┌─ Information given

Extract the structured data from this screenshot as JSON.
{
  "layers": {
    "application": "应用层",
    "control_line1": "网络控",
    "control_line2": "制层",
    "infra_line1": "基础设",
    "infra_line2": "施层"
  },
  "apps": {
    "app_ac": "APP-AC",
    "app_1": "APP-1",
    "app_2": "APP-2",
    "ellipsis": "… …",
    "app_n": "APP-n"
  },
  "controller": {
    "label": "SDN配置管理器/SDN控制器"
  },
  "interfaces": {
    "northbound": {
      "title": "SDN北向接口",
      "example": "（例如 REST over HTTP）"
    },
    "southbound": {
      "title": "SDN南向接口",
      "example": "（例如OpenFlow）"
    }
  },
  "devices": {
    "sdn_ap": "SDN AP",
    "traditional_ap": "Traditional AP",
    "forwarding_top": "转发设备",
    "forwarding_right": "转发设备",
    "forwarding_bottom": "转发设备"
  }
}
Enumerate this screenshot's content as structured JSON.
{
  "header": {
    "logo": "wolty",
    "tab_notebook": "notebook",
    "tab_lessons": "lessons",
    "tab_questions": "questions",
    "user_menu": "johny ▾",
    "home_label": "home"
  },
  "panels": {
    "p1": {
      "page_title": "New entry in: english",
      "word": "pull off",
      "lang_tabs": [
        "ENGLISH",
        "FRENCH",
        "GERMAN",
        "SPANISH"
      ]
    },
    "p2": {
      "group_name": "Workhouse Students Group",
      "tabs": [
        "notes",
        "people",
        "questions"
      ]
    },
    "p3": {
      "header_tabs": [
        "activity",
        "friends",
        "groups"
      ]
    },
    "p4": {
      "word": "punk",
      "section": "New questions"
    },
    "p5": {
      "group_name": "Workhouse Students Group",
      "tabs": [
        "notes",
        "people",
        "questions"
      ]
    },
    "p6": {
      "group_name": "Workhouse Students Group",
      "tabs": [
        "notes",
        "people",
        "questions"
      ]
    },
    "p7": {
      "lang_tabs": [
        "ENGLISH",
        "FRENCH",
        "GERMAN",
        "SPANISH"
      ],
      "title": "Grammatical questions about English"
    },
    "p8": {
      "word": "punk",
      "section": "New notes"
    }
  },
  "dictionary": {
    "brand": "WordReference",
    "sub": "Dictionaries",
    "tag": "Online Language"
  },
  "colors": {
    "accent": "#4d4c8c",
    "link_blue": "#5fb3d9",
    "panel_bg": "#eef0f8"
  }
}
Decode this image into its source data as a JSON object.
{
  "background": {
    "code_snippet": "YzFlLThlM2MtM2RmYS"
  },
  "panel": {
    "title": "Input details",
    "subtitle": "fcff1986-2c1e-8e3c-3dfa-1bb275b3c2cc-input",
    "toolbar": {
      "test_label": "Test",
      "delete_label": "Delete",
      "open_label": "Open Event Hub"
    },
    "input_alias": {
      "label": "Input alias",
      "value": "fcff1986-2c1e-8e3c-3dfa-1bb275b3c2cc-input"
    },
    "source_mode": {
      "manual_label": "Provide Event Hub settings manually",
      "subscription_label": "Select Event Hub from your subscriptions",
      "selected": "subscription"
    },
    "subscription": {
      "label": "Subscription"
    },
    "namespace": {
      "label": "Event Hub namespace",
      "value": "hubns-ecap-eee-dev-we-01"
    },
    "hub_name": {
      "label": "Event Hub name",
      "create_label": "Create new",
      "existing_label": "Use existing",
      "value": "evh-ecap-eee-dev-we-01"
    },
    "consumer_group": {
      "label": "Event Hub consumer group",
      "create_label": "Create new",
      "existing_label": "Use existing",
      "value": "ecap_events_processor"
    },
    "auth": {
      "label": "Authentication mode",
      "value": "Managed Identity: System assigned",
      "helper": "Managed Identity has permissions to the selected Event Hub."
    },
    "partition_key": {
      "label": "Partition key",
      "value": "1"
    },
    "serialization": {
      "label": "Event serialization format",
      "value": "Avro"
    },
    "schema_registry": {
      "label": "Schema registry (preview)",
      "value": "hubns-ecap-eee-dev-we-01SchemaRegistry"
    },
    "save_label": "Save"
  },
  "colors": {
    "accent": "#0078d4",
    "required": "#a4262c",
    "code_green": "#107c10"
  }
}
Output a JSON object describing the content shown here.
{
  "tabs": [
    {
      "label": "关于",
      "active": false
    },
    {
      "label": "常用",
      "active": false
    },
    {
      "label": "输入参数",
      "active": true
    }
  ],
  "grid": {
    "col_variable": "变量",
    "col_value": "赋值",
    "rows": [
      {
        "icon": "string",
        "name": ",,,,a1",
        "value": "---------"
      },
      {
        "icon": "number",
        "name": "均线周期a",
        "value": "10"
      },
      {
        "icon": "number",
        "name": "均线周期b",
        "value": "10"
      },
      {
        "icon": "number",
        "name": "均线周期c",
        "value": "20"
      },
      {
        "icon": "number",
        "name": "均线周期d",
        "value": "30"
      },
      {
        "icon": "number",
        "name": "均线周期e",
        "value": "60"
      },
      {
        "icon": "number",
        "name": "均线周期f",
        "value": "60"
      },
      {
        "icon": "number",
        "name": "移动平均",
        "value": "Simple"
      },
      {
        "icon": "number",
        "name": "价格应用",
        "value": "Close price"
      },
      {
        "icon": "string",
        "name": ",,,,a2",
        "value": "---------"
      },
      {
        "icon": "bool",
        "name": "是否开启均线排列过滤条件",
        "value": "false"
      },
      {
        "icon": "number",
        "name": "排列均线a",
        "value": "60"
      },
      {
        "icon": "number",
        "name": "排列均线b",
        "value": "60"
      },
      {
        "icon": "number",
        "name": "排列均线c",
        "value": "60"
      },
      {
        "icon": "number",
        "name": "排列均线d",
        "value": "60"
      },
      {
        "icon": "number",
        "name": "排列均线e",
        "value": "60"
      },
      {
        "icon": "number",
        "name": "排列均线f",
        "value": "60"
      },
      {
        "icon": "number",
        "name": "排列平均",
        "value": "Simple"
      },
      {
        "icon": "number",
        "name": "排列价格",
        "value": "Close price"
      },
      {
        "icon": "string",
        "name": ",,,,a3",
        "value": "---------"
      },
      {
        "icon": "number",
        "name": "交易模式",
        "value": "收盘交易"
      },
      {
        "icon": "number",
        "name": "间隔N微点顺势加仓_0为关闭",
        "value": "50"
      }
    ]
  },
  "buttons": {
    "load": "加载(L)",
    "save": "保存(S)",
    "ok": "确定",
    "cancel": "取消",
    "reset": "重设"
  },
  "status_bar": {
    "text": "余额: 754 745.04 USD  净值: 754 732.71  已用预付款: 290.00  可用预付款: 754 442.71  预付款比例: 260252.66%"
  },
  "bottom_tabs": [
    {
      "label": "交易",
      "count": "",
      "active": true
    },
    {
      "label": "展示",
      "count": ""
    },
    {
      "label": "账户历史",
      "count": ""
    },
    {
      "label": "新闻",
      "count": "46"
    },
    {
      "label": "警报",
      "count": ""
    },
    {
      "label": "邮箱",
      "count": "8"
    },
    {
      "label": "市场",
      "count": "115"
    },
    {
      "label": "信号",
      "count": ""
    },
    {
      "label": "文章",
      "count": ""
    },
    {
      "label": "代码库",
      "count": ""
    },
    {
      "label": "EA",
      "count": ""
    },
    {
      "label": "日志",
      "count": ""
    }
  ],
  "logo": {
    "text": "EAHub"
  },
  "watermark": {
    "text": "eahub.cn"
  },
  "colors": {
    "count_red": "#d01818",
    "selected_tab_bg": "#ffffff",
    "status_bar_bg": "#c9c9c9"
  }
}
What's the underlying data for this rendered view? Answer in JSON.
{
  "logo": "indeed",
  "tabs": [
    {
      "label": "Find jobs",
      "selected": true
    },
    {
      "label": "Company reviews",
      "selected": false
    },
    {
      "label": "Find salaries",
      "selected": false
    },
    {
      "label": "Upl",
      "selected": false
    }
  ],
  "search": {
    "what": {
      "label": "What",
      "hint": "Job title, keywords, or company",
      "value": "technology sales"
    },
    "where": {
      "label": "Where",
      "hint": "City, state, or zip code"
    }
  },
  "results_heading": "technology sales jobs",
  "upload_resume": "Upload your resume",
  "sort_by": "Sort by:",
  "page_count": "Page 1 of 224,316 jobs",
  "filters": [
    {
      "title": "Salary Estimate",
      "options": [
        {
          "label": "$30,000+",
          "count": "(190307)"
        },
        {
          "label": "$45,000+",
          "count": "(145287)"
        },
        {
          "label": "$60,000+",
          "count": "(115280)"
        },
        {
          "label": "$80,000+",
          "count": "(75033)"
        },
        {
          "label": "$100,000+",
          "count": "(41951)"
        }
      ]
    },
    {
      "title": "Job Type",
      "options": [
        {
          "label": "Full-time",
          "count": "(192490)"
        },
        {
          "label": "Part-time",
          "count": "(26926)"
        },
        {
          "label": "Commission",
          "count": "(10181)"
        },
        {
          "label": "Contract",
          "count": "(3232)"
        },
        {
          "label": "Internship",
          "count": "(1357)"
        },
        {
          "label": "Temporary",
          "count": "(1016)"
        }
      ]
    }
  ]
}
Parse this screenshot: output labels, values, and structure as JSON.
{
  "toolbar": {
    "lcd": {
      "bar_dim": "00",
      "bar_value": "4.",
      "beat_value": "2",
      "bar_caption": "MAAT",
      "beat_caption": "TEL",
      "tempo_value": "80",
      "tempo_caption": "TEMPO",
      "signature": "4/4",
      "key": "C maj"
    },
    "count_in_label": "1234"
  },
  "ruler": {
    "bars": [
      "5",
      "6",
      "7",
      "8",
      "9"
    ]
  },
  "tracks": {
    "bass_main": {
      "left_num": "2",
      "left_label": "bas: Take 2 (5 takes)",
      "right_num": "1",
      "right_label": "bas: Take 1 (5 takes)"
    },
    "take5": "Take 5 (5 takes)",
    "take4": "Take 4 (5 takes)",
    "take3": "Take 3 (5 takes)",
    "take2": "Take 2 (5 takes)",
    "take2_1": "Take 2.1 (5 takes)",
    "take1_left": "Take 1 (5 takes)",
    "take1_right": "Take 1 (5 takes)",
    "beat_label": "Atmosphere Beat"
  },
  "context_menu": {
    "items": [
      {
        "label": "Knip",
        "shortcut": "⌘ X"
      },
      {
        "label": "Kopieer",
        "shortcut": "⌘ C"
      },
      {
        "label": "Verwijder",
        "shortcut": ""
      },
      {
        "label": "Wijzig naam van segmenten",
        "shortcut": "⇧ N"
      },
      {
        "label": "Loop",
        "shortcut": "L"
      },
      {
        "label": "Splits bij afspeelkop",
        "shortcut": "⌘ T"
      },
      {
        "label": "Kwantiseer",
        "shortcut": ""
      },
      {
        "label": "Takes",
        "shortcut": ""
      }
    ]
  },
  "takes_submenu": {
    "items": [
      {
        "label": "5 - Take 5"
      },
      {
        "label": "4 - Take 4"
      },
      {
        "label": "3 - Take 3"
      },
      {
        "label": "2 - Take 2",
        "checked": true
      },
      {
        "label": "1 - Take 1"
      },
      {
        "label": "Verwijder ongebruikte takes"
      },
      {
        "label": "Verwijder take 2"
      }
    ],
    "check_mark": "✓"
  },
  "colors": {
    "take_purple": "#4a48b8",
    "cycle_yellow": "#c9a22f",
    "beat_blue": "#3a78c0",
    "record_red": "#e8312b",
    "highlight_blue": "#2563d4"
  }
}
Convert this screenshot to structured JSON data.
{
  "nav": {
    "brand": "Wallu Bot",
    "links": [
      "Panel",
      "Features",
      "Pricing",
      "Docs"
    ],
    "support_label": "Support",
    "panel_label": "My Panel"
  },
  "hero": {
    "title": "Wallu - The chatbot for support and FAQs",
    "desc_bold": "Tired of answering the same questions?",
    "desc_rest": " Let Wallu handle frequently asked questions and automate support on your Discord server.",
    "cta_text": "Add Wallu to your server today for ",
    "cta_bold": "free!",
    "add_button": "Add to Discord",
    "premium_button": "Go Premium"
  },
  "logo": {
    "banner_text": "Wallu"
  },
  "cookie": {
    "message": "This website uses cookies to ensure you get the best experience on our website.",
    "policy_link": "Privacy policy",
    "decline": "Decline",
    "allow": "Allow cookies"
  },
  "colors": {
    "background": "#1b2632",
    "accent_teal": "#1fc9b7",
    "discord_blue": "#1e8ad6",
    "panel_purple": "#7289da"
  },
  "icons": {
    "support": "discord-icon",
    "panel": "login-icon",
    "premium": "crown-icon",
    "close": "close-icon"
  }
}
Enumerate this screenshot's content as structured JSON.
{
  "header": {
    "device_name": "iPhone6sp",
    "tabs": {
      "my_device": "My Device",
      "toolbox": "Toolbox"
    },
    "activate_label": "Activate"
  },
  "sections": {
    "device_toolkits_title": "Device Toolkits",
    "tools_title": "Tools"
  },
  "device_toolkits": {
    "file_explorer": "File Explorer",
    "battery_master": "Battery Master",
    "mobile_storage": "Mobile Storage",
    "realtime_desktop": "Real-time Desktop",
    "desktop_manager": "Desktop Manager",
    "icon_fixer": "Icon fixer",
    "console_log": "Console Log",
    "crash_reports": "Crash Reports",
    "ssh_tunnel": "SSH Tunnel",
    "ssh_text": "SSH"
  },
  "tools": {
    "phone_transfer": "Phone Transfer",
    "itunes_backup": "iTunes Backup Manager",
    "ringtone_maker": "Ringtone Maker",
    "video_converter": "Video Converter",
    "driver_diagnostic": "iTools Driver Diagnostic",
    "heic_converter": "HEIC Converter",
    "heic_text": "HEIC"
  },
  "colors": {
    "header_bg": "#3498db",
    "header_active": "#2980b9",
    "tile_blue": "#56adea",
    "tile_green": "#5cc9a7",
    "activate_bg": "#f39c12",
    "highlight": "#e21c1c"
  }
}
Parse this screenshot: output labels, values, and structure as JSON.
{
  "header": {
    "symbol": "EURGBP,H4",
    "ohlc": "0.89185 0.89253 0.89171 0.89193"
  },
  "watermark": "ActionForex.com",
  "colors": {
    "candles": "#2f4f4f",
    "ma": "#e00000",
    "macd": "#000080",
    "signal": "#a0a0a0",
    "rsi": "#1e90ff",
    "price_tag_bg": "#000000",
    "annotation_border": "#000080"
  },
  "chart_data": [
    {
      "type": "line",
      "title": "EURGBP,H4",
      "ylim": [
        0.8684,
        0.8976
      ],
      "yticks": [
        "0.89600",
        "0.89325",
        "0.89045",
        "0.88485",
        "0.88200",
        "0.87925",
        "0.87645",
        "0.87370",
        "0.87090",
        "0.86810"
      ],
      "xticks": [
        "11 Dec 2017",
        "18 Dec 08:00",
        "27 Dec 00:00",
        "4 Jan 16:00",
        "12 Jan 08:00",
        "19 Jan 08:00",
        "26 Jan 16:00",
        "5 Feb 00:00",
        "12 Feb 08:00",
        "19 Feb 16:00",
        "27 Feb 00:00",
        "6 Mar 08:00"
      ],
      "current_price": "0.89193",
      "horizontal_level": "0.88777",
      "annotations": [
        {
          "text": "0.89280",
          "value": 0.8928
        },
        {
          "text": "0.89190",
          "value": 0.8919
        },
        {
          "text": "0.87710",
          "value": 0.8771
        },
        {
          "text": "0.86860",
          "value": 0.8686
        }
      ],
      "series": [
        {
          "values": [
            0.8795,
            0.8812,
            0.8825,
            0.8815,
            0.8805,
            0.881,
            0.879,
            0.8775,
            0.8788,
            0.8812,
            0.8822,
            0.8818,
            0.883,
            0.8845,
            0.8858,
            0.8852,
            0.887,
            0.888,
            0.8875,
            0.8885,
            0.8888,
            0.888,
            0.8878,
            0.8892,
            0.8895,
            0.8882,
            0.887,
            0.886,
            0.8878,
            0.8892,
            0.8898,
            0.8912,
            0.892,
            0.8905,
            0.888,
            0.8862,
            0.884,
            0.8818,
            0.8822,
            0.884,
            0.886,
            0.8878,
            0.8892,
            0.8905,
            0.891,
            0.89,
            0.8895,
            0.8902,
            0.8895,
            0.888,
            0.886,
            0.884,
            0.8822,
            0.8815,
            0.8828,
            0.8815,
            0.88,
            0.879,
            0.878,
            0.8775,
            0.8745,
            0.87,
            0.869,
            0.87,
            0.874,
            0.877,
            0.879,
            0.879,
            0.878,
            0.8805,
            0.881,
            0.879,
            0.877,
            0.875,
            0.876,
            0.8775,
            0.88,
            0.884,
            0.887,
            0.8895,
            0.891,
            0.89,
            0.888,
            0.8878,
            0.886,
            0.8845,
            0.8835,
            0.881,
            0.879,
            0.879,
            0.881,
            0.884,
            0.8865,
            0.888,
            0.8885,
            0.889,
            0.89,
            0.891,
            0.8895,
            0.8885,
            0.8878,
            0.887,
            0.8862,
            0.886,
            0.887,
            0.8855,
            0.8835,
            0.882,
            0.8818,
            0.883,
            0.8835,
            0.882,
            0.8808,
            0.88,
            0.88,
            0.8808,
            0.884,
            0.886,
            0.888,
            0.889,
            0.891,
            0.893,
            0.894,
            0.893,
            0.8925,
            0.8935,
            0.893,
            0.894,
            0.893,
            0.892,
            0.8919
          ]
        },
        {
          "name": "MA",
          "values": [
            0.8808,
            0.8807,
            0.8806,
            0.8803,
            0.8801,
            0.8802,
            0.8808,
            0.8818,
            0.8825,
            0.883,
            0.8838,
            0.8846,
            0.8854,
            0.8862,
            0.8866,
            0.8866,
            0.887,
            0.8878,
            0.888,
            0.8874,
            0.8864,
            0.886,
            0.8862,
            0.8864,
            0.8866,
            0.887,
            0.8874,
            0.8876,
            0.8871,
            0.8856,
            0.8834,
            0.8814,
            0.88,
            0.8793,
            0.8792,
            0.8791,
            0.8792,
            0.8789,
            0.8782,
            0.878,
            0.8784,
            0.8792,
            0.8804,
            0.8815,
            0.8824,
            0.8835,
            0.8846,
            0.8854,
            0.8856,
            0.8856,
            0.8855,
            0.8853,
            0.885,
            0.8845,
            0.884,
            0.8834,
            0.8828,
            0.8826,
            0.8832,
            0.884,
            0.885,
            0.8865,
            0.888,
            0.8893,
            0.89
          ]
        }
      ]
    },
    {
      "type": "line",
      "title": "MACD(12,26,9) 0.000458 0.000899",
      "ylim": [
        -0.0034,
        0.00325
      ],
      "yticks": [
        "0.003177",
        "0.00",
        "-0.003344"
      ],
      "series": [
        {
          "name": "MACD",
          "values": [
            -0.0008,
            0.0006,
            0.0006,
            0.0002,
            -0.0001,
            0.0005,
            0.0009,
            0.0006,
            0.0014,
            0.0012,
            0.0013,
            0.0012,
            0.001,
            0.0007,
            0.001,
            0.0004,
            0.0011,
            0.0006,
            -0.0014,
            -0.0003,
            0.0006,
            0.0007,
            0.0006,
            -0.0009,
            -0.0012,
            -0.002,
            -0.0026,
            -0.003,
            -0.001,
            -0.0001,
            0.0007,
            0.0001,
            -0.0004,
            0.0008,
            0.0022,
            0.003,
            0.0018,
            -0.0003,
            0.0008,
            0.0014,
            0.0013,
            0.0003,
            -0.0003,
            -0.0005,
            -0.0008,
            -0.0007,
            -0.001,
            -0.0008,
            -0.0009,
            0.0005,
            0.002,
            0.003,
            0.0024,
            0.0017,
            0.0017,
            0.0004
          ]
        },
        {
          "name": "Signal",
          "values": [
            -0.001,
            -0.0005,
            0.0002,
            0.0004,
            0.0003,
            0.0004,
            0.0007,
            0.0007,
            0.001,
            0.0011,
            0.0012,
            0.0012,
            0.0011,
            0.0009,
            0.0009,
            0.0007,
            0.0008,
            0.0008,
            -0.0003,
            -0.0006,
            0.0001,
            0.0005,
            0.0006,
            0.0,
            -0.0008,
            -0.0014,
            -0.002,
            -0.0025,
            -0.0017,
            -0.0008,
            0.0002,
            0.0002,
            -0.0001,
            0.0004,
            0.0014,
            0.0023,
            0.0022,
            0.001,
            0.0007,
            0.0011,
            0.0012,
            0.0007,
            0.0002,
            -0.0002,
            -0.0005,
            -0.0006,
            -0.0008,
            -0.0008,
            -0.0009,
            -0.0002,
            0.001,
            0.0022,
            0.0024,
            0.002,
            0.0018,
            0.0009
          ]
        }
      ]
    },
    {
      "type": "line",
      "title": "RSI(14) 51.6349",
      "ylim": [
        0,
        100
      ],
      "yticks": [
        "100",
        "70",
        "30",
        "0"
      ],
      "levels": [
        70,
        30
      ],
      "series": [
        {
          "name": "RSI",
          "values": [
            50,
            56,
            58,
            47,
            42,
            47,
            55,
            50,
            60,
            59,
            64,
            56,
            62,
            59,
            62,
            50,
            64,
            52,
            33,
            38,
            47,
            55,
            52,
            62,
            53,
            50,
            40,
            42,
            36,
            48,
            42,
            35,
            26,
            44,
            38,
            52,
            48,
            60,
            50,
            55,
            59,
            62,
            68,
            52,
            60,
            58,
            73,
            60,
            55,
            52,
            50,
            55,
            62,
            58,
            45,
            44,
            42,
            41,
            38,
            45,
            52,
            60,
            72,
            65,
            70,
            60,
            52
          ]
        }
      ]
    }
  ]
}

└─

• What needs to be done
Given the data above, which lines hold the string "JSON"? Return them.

• Solution
Extract the structured data from this screenshot as JSON.
Enumerate this screenshot's content as structured JSON.
Decode this image into its source data as a JSON object.
Output a JSON object describing the content shown here.
What's the underlying data for this rendered view? Answer in JSON.
Parse this screenshot: output labels, values, and structure as JSON.
Convert this screenshot to structured JSON data.
Enumerate this screenshot's content as structured JSON.
Parse this screenshot: output labels, values, and structure as JSON.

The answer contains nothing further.